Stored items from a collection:
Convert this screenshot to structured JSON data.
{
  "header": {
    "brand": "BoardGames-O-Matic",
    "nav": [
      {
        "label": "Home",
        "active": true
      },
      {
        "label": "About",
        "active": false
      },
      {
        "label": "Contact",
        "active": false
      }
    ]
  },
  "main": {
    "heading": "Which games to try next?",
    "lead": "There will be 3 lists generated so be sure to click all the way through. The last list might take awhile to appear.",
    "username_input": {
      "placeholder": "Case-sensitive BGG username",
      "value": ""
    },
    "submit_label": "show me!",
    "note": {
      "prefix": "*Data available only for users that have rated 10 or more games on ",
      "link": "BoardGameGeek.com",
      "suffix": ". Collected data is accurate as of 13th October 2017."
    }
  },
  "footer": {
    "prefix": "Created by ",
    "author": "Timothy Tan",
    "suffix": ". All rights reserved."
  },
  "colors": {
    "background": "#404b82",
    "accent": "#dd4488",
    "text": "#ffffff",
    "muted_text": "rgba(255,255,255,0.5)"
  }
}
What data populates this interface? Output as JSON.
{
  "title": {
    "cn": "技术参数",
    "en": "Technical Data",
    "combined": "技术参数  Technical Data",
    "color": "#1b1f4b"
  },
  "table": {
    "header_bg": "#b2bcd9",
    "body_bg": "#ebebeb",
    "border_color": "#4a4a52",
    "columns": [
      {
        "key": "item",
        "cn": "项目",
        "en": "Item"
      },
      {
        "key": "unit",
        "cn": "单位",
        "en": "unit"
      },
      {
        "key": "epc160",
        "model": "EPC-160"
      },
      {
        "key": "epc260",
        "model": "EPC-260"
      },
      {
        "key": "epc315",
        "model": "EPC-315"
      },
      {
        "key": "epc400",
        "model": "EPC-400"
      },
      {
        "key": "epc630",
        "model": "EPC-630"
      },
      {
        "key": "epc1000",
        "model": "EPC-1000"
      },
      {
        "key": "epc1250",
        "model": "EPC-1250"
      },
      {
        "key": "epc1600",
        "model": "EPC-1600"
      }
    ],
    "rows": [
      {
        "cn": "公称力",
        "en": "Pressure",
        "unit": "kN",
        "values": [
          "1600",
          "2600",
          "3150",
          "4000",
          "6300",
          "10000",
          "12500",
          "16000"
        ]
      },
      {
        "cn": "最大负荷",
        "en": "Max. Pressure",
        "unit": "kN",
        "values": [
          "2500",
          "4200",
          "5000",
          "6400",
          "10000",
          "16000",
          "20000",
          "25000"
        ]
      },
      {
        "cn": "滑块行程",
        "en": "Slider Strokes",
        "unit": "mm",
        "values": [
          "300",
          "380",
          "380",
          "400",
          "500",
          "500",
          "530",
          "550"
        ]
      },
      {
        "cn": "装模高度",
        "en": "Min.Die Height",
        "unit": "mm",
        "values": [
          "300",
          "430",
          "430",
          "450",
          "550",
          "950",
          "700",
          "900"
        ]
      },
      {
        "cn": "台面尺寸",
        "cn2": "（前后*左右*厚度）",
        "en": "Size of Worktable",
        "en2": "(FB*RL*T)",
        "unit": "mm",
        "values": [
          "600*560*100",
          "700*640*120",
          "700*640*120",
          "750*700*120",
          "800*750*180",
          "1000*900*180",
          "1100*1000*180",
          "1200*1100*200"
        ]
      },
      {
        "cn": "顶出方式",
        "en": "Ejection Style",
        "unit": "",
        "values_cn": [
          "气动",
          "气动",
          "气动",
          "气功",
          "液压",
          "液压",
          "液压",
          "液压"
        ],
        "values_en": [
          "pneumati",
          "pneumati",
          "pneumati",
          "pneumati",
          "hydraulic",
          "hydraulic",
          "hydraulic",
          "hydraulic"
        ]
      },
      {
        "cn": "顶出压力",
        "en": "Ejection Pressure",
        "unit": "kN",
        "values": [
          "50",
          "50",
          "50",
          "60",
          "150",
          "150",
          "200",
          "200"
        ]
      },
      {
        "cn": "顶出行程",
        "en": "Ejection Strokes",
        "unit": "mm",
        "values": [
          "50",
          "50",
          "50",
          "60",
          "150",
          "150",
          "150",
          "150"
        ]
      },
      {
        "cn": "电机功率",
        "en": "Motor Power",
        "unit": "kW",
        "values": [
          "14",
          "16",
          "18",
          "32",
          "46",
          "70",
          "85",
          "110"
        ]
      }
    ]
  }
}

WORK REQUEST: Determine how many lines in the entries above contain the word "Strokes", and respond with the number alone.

ANSWER BELOW: 2